▶ [Work to be completed] Go through the records and copy each line where the string "this" occurs.
● ● ● ● ● ● ●
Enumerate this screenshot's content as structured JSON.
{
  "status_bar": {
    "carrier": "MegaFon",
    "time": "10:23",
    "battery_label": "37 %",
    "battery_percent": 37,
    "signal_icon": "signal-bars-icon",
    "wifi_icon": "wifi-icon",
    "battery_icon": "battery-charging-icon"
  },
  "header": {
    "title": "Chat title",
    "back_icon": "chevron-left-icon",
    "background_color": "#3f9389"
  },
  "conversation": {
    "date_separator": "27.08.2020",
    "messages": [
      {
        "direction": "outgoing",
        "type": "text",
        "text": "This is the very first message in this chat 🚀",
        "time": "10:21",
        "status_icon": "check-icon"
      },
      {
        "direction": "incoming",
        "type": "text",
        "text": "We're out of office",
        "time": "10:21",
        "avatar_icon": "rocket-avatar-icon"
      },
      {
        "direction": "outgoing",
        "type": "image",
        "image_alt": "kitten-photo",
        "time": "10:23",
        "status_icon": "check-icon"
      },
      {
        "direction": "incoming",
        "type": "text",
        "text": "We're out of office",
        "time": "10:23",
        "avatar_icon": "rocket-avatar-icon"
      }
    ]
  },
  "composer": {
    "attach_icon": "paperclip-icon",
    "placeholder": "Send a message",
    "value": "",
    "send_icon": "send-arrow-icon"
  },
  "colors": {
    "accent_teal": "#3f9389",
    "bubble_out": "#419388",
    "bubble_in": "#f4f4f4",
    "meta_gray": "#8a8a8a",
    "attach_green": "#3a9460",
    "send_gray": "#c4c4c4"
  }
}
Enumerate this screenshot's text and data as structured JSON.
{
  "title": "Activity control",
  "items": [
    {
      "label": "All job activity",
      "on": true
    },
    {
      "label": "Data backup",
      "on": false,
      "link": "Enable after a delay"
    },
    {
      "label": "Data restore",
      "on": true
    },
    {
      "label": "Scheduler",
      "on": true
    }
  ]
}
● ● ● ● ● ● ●
▶ [Answer for the task]
Enumerate this screenshot's content as structured JSON.
        "text": "This is the very first message in this chat 🚀",
Enumerate this screenshot's text and data as structured JSON.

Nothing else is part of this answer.